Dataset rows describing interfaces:
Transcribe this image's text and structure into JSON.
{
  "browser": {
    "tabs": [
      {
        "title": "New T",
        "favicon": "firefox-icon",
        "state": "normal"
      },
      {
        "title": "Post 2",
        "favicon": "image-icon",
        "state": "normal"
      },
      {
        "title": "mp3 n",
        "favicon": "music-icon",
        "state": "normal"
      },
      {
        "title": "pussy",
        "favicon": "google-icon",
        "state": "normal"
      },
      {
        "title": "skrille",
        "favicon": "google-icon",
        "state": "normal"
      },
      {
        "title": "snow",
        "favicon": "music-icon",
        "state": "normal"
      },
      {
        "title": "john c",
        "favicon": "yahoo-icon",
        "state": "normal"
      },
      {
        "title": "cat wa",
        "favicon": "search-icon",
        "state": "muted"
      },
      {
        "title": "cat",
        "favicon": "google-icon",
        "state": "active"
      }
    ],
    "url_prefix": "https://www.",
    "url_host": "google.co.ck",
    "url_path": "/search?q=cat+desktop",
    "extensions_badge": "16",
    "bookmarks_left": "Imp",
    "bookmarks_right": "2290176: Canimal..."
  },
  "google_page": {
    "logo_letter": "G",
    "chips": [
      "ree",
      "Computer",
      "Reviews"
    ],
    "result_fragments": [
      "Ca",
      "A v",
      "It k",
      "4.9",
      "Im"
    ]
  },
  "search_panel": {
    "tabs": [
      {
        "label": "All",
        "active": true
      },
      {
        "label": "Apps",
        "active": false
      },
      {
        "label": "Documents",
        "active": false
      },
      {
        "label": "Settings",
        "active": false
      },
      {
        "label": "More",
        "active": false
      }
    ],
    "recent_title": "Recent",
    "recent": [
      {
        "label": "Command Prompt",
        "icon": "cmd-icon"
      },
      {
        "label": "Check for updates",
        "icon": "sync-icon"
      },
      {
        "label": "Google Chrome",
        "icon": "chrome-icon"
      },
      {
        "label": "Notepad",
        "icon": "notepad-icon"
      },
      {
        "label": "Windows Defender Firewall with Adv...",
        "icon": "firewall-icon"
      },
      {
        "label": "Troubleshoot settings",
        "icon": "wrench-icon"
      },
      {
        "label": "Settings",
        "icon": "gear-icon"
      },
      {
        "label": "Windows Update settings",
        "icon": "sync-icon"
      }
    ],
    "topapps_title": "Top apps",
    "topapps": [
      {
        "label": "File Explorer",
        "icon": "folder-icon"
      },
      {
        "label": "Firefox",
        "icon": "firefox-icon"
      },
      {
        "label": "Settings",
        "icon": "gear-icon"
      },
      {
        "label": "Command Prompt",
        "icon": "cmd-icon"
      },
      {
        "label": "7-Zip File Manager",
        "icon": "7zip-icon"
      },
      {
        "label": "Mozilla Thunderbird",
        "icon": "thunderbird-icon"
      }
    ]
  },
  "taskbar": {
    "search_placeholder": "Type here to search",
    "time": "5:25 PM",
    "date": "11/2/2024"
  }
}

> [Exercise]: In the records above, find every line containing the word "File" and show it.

> [Answer below]:
        "label": "File Explorer",
        "label": "7-Zip File Manager",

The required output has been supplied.